REQUIREMENT:
Your copy should hold only the lines from the one containing "Transcribe this image's" through the final line of the entries, exactly as written, with no pictures.

[DATA SUPPLIED Boundary: Start]

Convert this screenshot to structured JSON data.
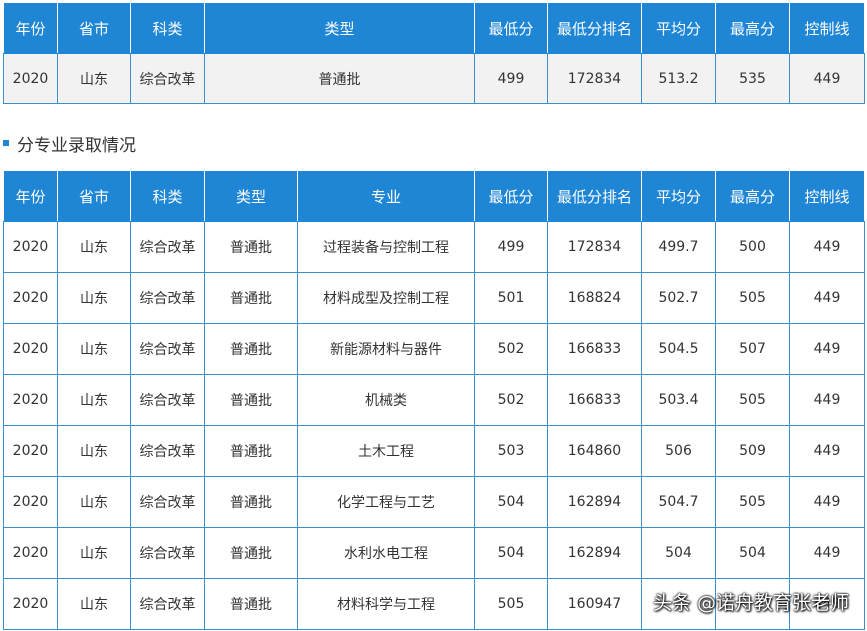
{
  "summary": {
    "headers": [
      "年份",
      "省市",
      "科类",
      "类型",
      "最低分",
      "最低分排名",
      "平均分",
      "最高分",
      "控制线"
    ],
    "row": [
      "2020",
      "山东",
      "综合改革",
      "普通批",
      "499",
      "172834",
      "513.2",
      "535",
      "449"
    ]
  },
  "section_title": "分专业录取情况",
  "majors": {
    "headers": [
      "年份",
      "省市",
      "科类",
      "类型",
      "专业",
      "最低分",
      "最低分排名",
      "平均分",
      "最高分",
      "控制线"
    ],
    "rows": [
      [
        "2020",
        "山东",
        "综合改革",
        "普通批",
        "过程装备与控制工程",
        "499",
        "172834",
        "499.7",
        "500",
        "449"
      ],
      [
        "2020",
        "山东",
        "综合改革",
        "普通批",
        "材料成型及控制工程",
        "501",
        "168824",
        "502.7",
        "505",
        "449"
      ],
      [
        "2020",
        "山东",
        "综合改革",
        "普通批",
        "新能源材料与器件",
        "502",
        "166833",
        "504.5",
        "507",
        "449"
      ],
      [
        "2020",
        "山东",
        "综合改革",
        "普通批",
        "机械类",
        "502",
        "166833",
        "503.4",
        "505",
        "449"
      ],
      [
        "2020",
        "山东",
        "综合改革",
        "普通批",
        "土木工程",
        "503",
        "164860",
        "506",
        "509",
        "449"
      ],
      [
        "2020",
        "山东",
        "综合改革",
        "普通批",
        "化学工程与工艺",
        "504",
        "162894",
        "504.7",
        "505",
        "449"
      ],
      [
        "2020",
        "山东",
        "综合改革",
        "普通批",
        "水利水电工程",
        "504",
        "162894",
        "504",
        "504",
        "449"
      ],
      [
        "2020",
        "山东",
        "综合改革",
        "普通批",
        "材料科学与工程",
        "505",
        "160947",
        "",
        "",
        "449"
      ]
    ]
  },
  "watermark": "头条 @诺舟教育张老师",
  "colors": {
    "header_bg": "#1f86d6",
    "border": "#3a8fc7",
    "summary_row_bg": "#f2f2f2"
  }
}
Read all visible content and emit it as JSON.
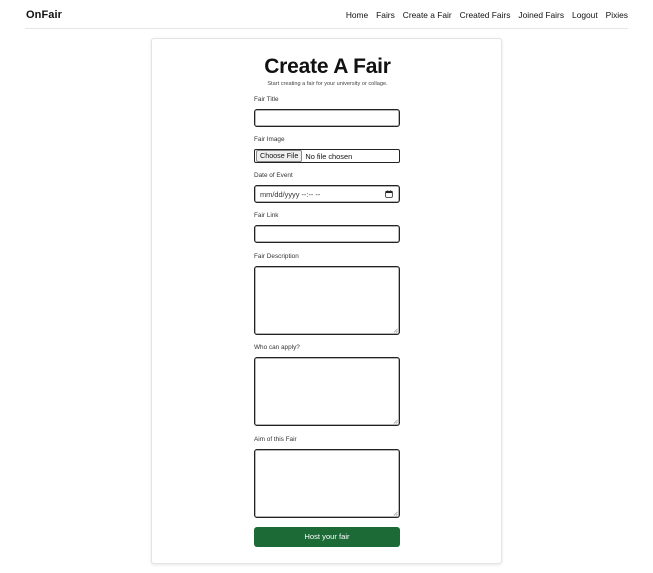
{
  "brand": "OnFair",
  "nav": [
    "Home",
    "Fairs",
    "Create a Fair",
    "Created Fairs",
    "Joined Fairs",
    "Logout",
    "Pixies"
  ],
  "form": {
    "title": "Create A Fair",
    "subtitle": "Start creating a fair for your university or collage.",
    "fair_title_label": "Fair Title",
    "fair_image_label": "Fair Image",
    "choose_file": "Choose File",
    "no_file": "No file chosen",
    "date_label": "Date of Event",
    "date_placeholder": "mm/dd/yyyy --:-- --",
    "link_label": "Fair Link",
    "description_label": "Fair Description",
    "who_label": "Who can apply?",
    "aim_label": "Aim of this Fair",
    "submit": "Host your fair"
  },
  "colors": {
    "accent": "#1c6b37",
    "text": "#111111"
  },
  "icons": {
    "date_picker": "calendar-icon",
    "textarea_handle": "resize-grip-icon"
  }
}
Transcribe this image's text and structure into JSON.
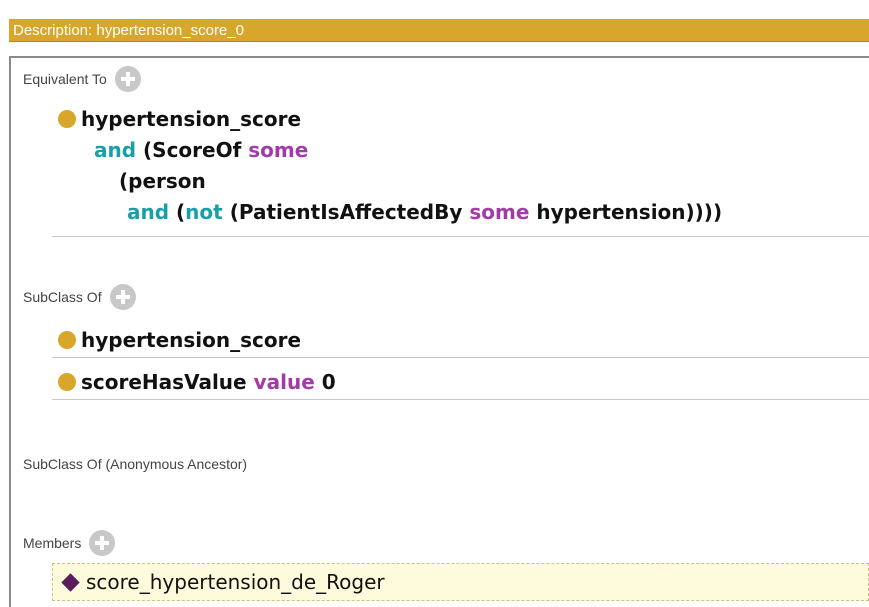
{
  "header": {
    "title": "Description: hypertension_score_0"
  },
  "equivalent_to": {
    "label": "Equivalent To",
    "class_name": "hypertension_score",
    "kw_and_1": "and",
    "score_of": "(ScoreOf",
    "kw_some_1": "some",
    "person": "(person",
    "kw_and_2": "and",
    "open_paren": "(",
    "kw_not": "not",
    "patient_affected": "(PatientIsAffectedBy",
    "kw_some_2": "some",
    "hypertension_close": "hypertension))))"
  },
  "subclass_of": {
    "label": "SubClass Of",
    "items": [
      {
        "class_name": "hypertension_score"
      },
      {
        "property": "scoreHasValue",
        "keyword": "value",
        "value": "0"
      }
    ]
  },
  "anonymous_ancestor": {
    "label": "SubClass Of (Anonymous Ancestor)"
  },
  "members": {
    "label": "Members",
    "items": [
      {
        "name": "score_hypertension_de_Roger"
      }
    ]
  },
  "colors": {
    "header_bg": "#d8a62a",
    "class_dot": "#d8a62a",
    "keyword_teal": "#1a9fa6",
    "keyword_purple": "#a23aa8",
    "individual_diamond": "#5a1c5a"
  },
  "icons": [
    "add-icon",
    "class-icon",
    "individual-icon"
  ]
}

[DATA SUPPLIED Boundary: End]

TASK SOLUTION:
Transcribe this image's text and structure into JSON.
{
  "header": {
    "title": "Description: hypertension_score_0"
  },
  "equivalent_to": {
    "label": "Equivalent To",
    "class_name": "hypertension_score",
    "kw_and_1": "and",
    "score_of": "(ScoreOf",
    "kw_some_1": "some",
    "person": "(person",
    "kw_and_2": "and",
    "open_paren": "(",
    "kw_not": "not",
    "patient_affected": "(PatientIsAffectedBy",
    "kw_some_2": "some",
    "hypertension_close": "hypertension))))"
  },
  "subclass_of": {
    "label": "SubClass Of",
    "items": [
      {
        "class_name": "hypertension_score"
      },
      {
        "property": "scoreHasValue",
        "keyword": "value",
        "value": "0"
      }
    ]
  },
  "anonymous_ancestor": {
    "label": "SubClass Of (Anonymous Ancestor)"
  },
  "members": {
    "label": "Members",
    "items": [
      {
        "name": "score_hypertension_de_Roger"
      }
    ]
  },
  "colors": {
    "header_bg": "#d8a62a",
    "class_dot": "#d8a62a",
    "keyword_teal": "#1a9fa6",
    "keyword_purple": "#a23aa8",
    "individual_diamond": "#5a1c5a"
  },
  "icons": [
    "add-icon",
    "class-icon",
    "individual-icon"
  ]
}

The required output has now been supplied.